The DS experienced a serious split in early 2014, with former leader Boris Tadić setting up a new breakaway group that was originally called the New Democratic Party. This party contested the 2014 Serbian parliamentary election in a fusion with the Greens of Serbia and in alliance with other parties. Vujadinović sided with Tadić in the split and received the thirty-eighth position on the coalition list; he missed re-election when the list won eighteen seats. The New Democratic Party re-constituted itself as the Social Democratic Party later in the year.


Serbia's electoral system was reformed in 2011, such that parliamentary mandates were awarded in numerical order to candidates on successful lists. Vujadinović received the 131st position on the DS's Choice for a Better Life list in the 2012 parliamentary election and, as the list won only sixty-seven mandates, was not returned to parliament.


Vujadinović resigned his parliamentary mandate on 3 December 2009, having been selected as mayor of Kosjerić earlier in the year. He held the mayoral position until 2012, when a new alignment of parties in the municipal assembly brought about his removal from office. In March 2011, he signed a contract with Belgrade's Tek Energy to develop hydropower plants in the municipality.


The DS–DSS alliance fell apart in early 2008, and a new election was called.
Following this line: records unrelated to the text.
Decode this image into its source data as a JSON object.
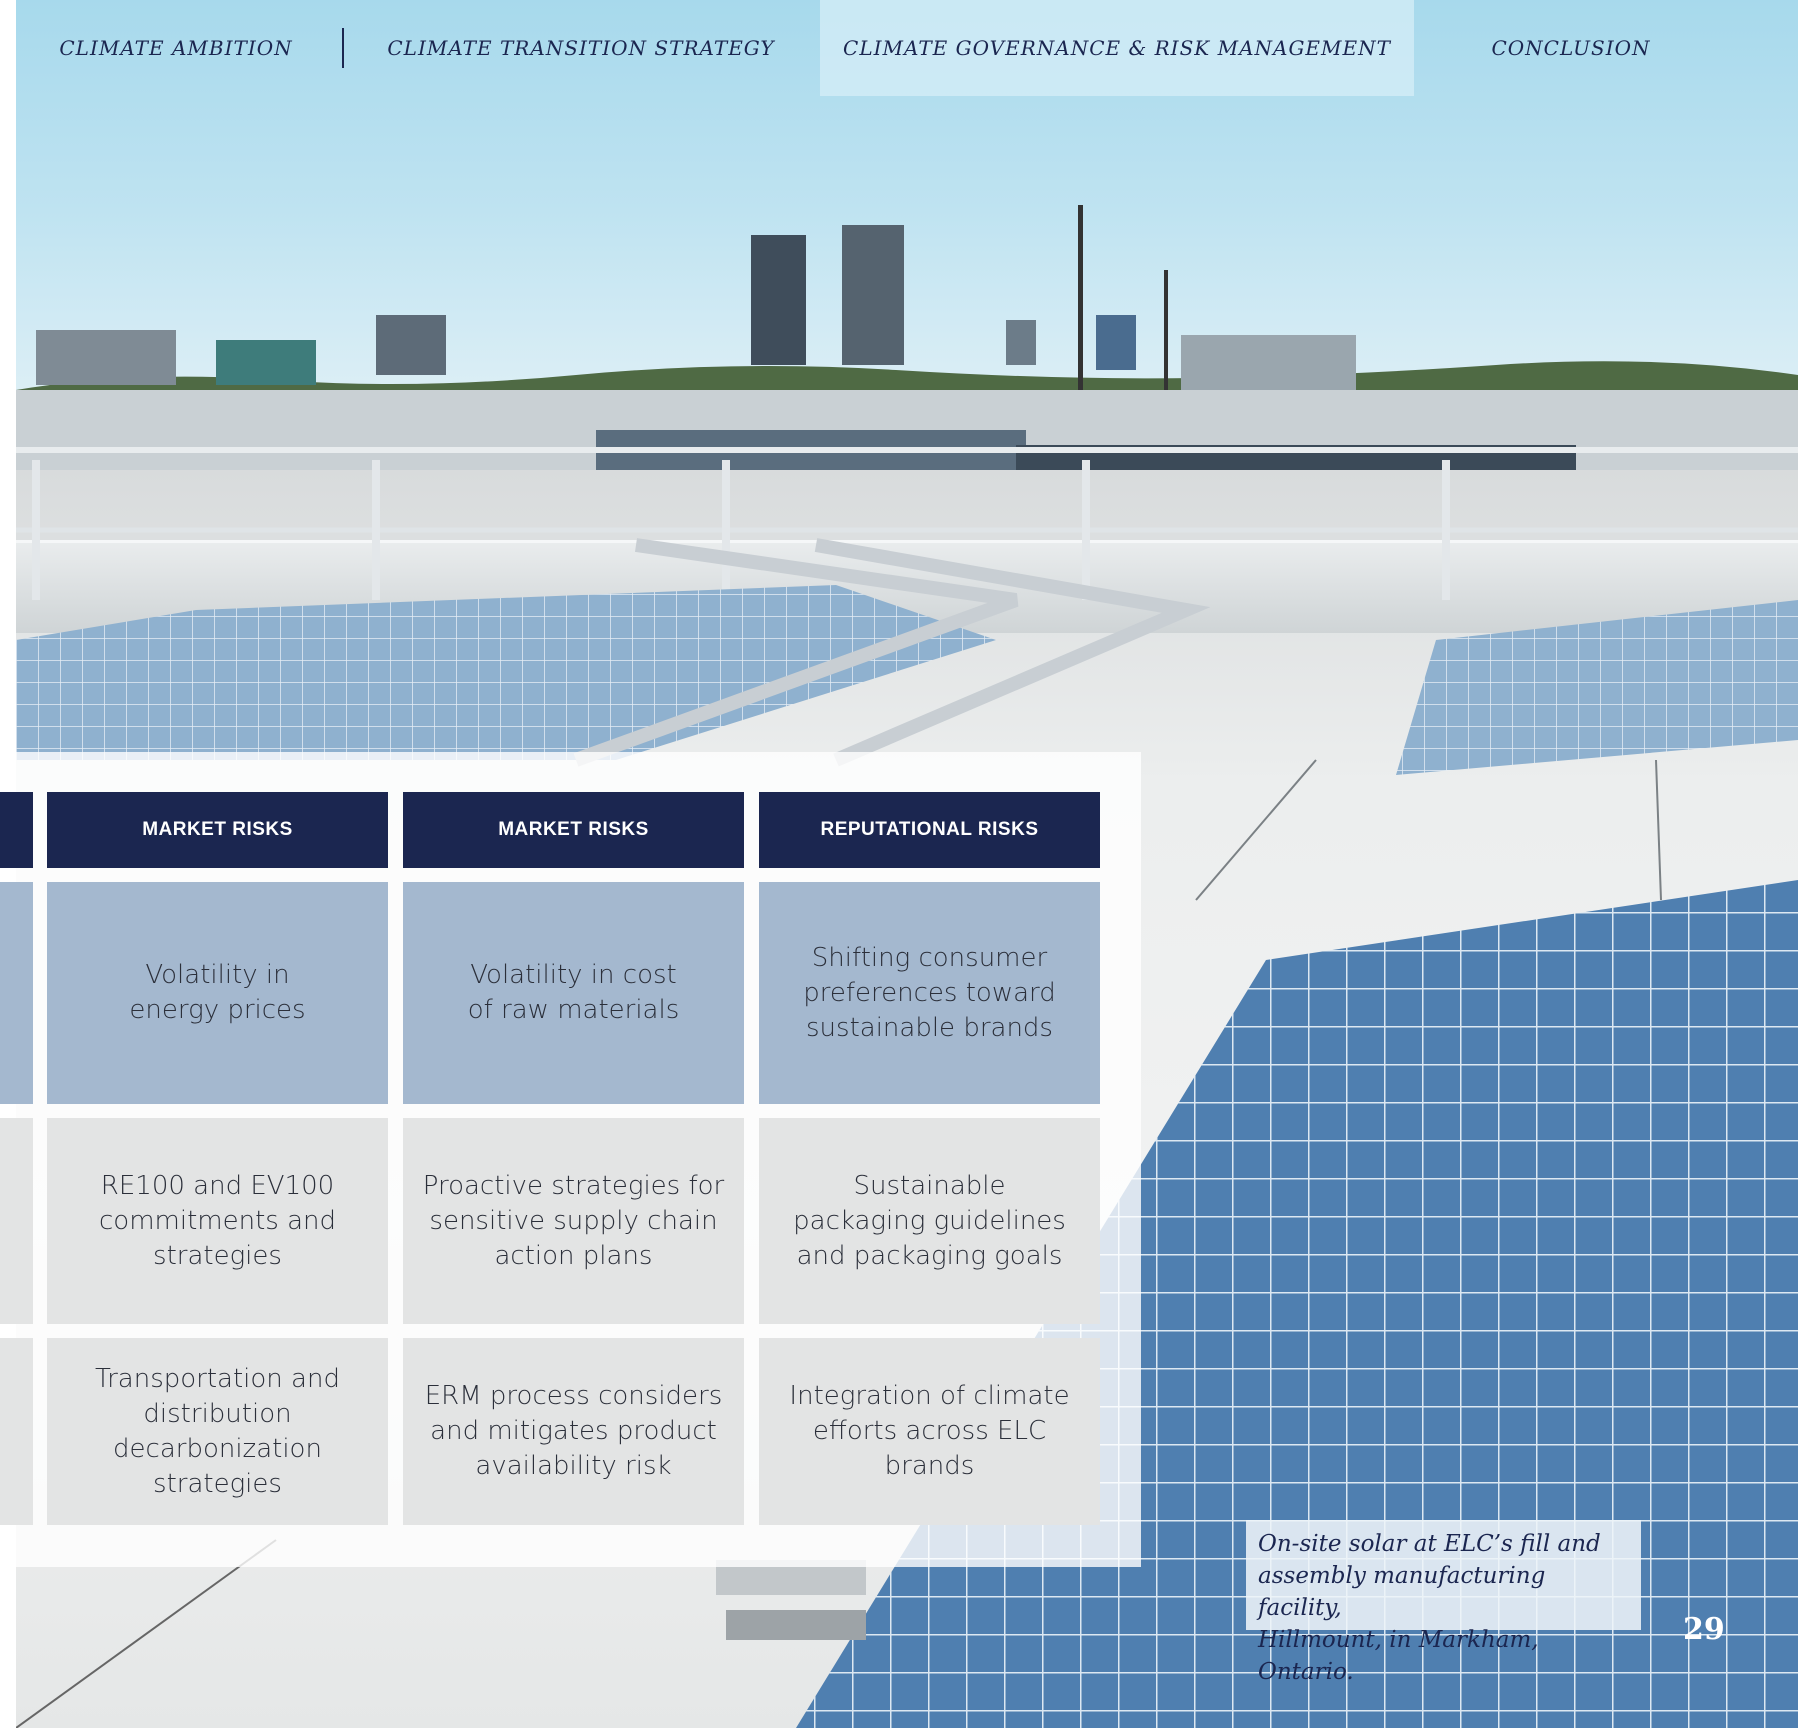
{
  "nav": {
    "items": [
      "CLIMATE AMBITION",
      "CLIMATE TRANSITION STRATEGY",
      "CLIMATE  GOVERNANCE & RISK MANAGEMENT",
      "CONCLUSION"
    ],
    "active_index": 2
  },
  "table": {
    "headers": [
      "MARKET RISKS",
      "MARKET RISKS",
      "REPUTATIONAL RISKS"
    ],
    "rows": [
      [
        "Volatility in\nenergy prices",
        "Volatility in cost\nof raw materials",
        "Shifting consumer\npreferences toward\nsustainable brands"
      ],
      [
        "RE100 and EV100\ncommitments and\nstrategies",
        "Proactive strategies for\nsensitive supply chain\naction plans",
        "Sustainable\npackaging guidelines\nand packaging goals"
      ],
      [
        "Transportation and\ndistribution\ndecarbonization\nstrategies",
        "ERM process considers\nand mitigates product\navailability risk",
        "Integration of climate\nefforts across ELC brands"
      ]
    ]
  },
  "caption": "On-site solar at ELC’s fill and\nassembly manufacturing facility,\nHillmount, in Markham, Ontario.",
  "page_number": "29",
  "colors": {
    "navy": "#1b2650",
    "header_bg": "#1b2650",
    "row1_bg": "#a4b8cf",
    "row_gray_bg": "#e3e4e4"
  },
  "icons": {
    "photo": "rooftop-solar-photo"
  }
}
Vujadinović received the twenty-sixth position on the DS's For a European Serbia list and was given a mandate for a second term when the list won 102 seats. The overall election results were initially inconclusive; following extended negotiations, For a European Serbia formed a new coalition government with the Socialist Party of Serbia, and Vujadinović again served as a government supporter.


Vujadinović received the forty-first position on the DS's electoral list in the 2007 Serbian parliamentary election. The list won sixty-four seats, and Vujadinović was included in his party's delegation. (From 2000 to 2011, parliamentary mandates were awarded to sponsoring parties or coalitions rather than to individual candidates, and it was common practice for the parties to distribute their mandates out of numerical order. Vujadinović's position on the list – which was in any event mostly alphabetical, the letter "V" appearing close to the start of the Serbian alphabet – had no bearing on whether he received a mandate.) The DS formed an unstable coalition government with the rival Democratic Party of Serbia (Demokratska stranka Srbije, DSS) and G17 Plus after the election, and Vujadinović served as a supporter of the ministry. In September 2007, he wrote an opinion piece for Danas about the corrosive effects of television on assembly debates.


Vujadinović was born in Rosići, Kosjerić, in what was then the People's Republic of Serbia in the Federal People's Republic of Yugoslavia. He held a master's degree degree from the University of Belgrade Faculty of Economics. He worked at Valjaonica bakra Sevojno from 1977 to 1990 and held managerial jobs in the copper sector from 1997 to 1999 and again from 2004 to 2007. He was also director of RTV Studio B's economic and legal department in the 1990s. He resigned from the latter position in October 1997 as part of a large-scale protest against the Belgrade city government's dismissal of the station's leadership, which occurred after the breakup of the Zajedno political coalition in the city and Zoran Đinđić's removal as mayor.


Dragan Vujadinović (Serbian Cyrillic: Драган Вујадиновић; 16 December 1953 – 23 December 2021) was a Serbian politician, economist, and journalist. He served in the National Assembly of Serbia from 2007 to 2009 and was the mayor of Kosjerić from 2009 to 2012. Originally with the Democratic Party (Demokratska stranka, DS), he was later a member of the breakaway Social Democratic Party (Socijaldemokratska stranka, SDS).